ACTIVITY.
Every record that follows should be written out again without any change.
=== DATA FOR THIS TASK ===
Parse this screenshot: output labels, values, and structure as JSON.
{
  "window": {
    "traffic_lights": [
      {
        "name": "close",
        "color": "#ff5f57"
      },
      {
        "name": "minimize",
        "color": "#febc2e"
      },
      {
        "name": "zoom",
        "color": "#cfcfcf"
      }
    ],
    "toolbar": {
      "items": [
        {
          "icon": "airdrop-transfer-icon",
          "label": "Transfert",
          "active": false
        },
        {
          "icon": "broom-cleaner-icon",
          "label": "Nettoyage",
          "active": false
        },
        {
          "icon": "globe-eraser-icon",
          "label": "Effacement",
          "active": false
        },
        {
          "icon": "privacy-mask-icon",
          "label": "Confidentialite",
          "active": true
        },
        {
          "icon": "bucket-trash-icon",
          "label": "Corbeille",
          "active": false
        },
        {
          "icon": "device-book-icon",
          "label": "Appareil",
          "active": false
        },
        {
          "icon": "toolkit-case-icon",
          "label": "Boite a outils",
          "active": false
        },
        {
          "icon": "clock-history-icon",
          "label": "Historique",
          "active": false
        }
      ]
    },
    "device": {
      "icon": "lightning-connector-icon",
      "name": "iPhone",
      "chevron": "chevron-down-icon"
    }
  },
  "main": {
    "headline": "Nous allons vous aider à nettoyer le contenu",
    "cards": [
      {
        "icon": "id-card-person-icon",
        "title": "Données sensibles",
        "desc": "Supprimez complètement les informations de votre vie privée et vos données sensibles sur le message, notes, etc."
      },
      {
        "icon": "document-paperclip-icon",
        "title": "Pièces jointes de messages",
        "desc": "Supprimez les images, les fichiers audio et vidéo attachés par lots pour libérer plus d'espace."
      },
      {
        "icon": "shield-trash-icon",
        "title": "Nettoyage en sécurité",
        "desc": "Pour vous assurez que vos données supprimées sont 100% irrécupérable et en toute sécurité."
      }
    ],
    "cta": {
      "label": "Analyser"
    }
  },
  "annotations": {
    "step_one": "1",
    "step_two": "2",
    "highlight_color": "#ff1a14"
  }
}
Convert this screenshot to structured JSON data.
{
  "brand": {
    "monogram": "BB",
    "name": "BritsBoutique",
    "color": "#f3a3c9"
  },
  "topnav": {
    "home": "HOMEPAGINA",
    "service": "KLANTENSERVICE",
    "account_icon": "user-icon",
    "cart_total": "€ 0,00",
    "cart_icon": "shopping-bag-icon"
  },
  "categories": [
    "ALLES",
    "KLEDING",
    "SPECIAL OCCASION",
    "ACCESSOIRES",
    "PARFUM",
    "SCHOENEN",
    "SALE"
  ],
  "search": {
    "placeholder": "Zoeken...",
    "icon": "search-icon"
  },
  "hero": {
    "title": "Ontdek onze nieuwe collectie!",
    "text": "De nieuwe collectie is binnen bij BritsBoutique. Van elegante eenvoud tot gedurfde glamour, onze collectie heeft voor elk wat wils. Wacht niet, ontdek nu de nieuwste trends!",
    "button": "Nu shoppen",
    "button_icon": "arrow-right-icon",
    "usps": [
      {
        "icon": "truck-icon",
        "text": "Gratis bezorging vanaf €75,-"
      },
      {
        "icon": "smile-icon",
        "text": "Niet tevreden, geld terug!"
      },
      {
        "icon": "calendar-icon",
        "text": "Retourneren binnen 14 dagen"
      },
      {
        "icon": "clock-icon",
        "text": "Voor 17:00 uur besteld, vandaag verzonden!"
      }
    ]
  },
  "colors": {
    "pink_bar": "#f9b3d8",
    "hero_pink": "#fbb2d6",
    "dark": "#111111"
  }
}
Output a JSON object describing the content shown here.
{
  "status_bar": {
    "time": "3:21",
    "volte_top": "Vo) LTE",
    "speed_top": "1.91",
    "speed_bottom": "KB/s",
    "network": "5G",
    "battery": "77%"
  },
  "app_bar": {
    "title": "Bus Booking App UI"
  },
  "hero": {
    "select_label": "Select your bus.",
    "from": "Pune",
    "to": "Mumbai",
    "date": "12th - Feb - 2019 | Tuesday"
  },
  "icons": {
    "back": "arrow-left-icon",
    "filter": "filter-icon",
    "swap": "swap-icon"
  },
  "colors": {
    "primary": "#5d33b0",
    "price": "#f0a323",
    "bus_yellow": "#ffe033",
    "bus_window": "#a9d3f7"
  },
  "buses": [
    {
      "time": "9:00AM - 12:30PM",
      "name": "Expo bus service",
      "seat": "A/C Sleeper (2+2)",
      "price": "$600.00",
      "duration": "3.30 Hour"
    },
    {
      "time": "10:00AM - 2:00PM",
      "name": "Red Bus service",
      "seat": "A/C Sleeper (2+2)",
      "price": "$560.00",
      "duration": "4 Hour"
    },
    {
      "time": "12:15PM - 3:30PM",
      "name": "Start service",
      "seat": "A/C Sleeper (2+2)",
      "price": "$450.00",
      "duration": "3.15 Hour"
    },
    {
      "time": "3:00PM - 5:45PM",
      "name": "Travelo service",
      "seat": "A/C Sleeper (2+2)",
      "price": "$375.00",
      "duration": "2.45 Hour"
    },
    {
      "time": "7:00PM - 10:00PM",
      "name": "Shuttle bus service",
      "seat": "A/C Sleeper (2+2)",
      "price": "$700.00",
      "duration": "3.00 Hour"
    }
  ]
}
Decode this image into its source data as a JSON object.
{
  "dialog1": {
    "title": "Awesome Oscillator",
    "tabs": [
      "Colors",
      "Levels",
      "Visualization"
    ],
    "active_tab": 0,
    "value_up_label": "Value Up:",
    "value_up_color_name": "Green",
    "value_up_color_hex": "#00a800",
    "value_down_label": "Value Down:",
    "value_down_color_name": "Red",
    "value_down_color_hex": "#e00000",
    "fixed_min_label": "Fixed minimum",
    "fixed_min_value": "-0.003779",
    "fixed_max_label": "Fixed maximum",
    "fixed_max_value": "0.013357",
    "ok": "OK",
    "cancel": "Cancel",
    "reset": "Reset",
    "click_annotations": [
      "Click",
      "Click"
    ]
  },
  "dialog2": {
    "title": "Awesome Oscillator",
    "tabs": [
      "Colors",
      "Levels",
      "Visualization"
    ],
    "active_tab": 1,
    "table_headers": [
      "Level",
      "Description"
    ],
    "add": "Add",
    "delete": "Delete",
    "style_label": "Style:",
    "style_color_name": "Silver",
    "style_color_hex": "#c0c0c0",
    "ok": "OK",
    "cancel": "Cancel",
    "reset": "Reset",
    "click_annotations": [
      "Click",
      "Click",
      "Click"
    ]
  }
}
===
SOLUTION BELOW.
Parse this screenshot: output labels, values, and structure as JSON.
{
  "window": {
    "traffic_lights": [
      {
        "name": "close",
        "color": "#ff5f57"
      },
      {
        "name": "minimize",
        "color": "#febc2e"
      },
      {
        "name": "zoom",
        "color": "#cfcfcf"
      }
    ],
    "toolbar": {
      "items": [
        {
          "icon": "airdrop-transfer-icon",
          "label": "Transfert",
          "active": false
        },
        {
          "icon": "broom-cleaner-icon",
          "label": "Nettoyage",
          "active": false
        },
        {
          "icon": "globe-eraser-icon",
          "label": "Effacement",
          "active": false
        },
        {
          "icon": "privacy-mask-icon",
          "label": "Confidentialite",
          "active": true
        },
        {
          "icon": "bucket-trash-icon",
          "label": "Corbeille",
          "active": false
        },
        {
          "icon": "device-book-icon",
          "label": "Appareil",
          "active": false
        },
        {
          "icon": "toolkit-case-icon",
          "label": "Boite a outils",
          "active": false
        },
        {
          "icon": "clock-history-icon",
          "label": "Historique",
          "active": false
        }
      ]
    },
    "device": {
      "icon": "lightning-connector-icon",
      "name": "iPhone",
      "chevron": "chevron-down-icon"
    }
  },
  "main": {
    "headline": "Nous allons vous aider à nettoyer le contenu",
    "cards": [
      {
        "icon": "id-card-person-icon",
        "title": "Données sensibles",
        "desc": "Supprimez complètement les informations de votre vie privée et vos données sensibles sur le message, notes, etc."
      },
      {
        "icon": "document-paperclip-icon",
        "title": "Pièces jointes de messages",
        "desc": "Supprimez les images, les fichiers audio et vidéo attachés par lots pour libérer plus d'espace."
      },
      {
        "icon": "shield-trash-icon",
        "title": "Nettoyage en sécurité",
        "desc": "Pour vous assurez que vos données supprimées sont 100% irrécupérable et en toute sécurité."
      }
    ],
    "cta": {
      "label": "Analyser"
    }
  },
  "annotations": {
    "step_one": "1",
    "step_two": "2",
    "highlight_color": "#ff1a14"
  }
}
Convert this screenshot to structured JSON data.
{
  "brand": {
    "monogram": "BB",
    "name": "BritsBoutique",
    "color": "#f3a3c9"
  },
  "topnav": {
    "home": "HOMEPAGINA",
    "service": "KLANTENSERVICE",
    "account_icon": "user-icon",
    "cart_total": "€ 0,00",
    "cart_icon": "shopping-bag-icon"
  },
  "categories": [
    "ALLES",
    "KLEDING",
    "SPECIAL OCCASION",
    "ACCESSOIRES",
    "PARFUM",
    "SCHOENEN",
    "SALE"
  ],
  "search": {
    "placeholder": "Zoeken...",
    "icon": "search-icon"
  },
  "hero": {
    "title": "Ontdek onze nieuwe collectie!",
    "text": "De nieuwe collectie is binnen bij BritsBoutique. Van elegante eenvoud tot gedurfde glamour, onze collectie heeft voor elk wat wils. Wacht niet, ontdek nu de nieuwste trends!",
    "button": "Nu shoppen",
    "button_icon": "arrow-right-icon",
    "usps": [
      {
        "icon": "truck-icon",
        "text": "Gratis bezorging vanaf €75,-"
      },
      {
        "icon": "smile-icon",
        "text": "Niet tevreden, geld terug!"
      },
      {
        "icon": "calendar-icon",
        "text": "Retourneren binnen 14 dagen"
      },
      {
        "icon": "clock-icon",
        "text": "Voor 17:00 uur besteld, vandaag verzonden!"
      }
    ]
  },
  "colors": {
    "pink_bar": "#f9b3d8",
    "hero_pink": "#fbb2d6",
    "dark": "#111111"
  }
}
Output a JSON object describing the content shown here.
{
  "status_bar": {
    "time": "3:21",
    "volte_top": "Vo) LTE",
    "speed_top": "1.91",
    "speed_bottom": "KB/s",
    "network": "5G",
    "battery": "77%"
  },
  "app_bar": {
    "title": "Bus Booking App UI"
  },
  "hero": {
    "select_label": "Select your bus.",
    "from": "Pune",
    "to": "Mumbai",
    "date": "12th - Feb - 2019 | Tuesday"
  },
  "icons": {
    "back": "arrow-left-icon",
    "filter": "filter-icon",
    "swap": "swap-icon"
  },
  "colors": {
    "primary": "#5d33b0",
    "price": "#f0a323",
    "bus_yellow": "#ffe033",
    "bus_window": "#a9d3f7"
  },
  "buses": [
    {
      "time": "9:00AM - 12:30PM",
      "name": "Expo bus service",
      "seat": "A/C Sleeper (2+2)",
      "price": "$600.00",
      "duration": "3.30 Hour"
    },
    {
      "time": "10:00AM - 2:00PM",
      "name": "Red Bus service",
      "seat": "A/C Sleeper (2+2)",
      "price": "$560.00",
      "duration": "4 Hour"
    },
    {
      "time": "12:15PM - 3:30PM",
      "name": "Start service",
      "seat": "A/C Sleeper (2+2)",
      "price": "$450.00",
      "duration": "3.15 Hour"
    },
    {
      "time": "3:00PM - 5:45PM",
      "name": "Travelo service",
      "seat": "A/C Sleeper (2+2)",
      "price": "$375.00",
      "duration": "2.45 Hour"
    },
    {
      "time": "7:00PM - 10:00PM",
      "name": "Shuttle bus service",
      "seat": "A/C Sleeper (2+2)",
      "price": "$700.00",
      "duration": "3.00 Hour"
    }
  ]
}
Decode this image into its source data as a JSON object.
{
  "dialog1": {
    "title": "Awesome Oscillator",
    "tabs": [
      "Colors",
      "Levels",
      "Visualization"
    ],
    "active_tab": 0,
    "value_up_label": "Value Up:",
    "value_up_color_name": "Green",
    "value_up_color_hex": "#00a800",
    "value_down_label": "Value Down:",
    "value_down_color_name": "Red",
    "value_down_color_hex": "#e00000",
    "fixed_min_label": "Fixed minimum",
    "fixed_min_value": "-0.003779",
    "fixed_max_label": "Fixed maximum",
    "fixed_max_value": "0.013357",
    "ok": "OK",
    "cancel": "Cancel",
    "reset": "Reset",
    "click_annotations": [
      "Click",
      "Click"
    ]
  },
  "dialog2": {
    "title": "Awesome Oscillator",
    "tabs": [
      "Colors",
      "Levels",
      "Visualization"
    ],
    "active_tab": 1,
    "table_headers": [
      "Level",
      "Description"
    ],
    "add": "Add",
    "delete": "Delete",
    "style_label": "Style:",
    "style_color_name": "Silver",
    "style_color_hex": "#c0c0c0",
    "ok": "OK",
    "cancel": "Cancel",
    "reset": "Reset",
    "click_annotations": [
      "Click",
      "Click",
      "Click"
    ]
  }
}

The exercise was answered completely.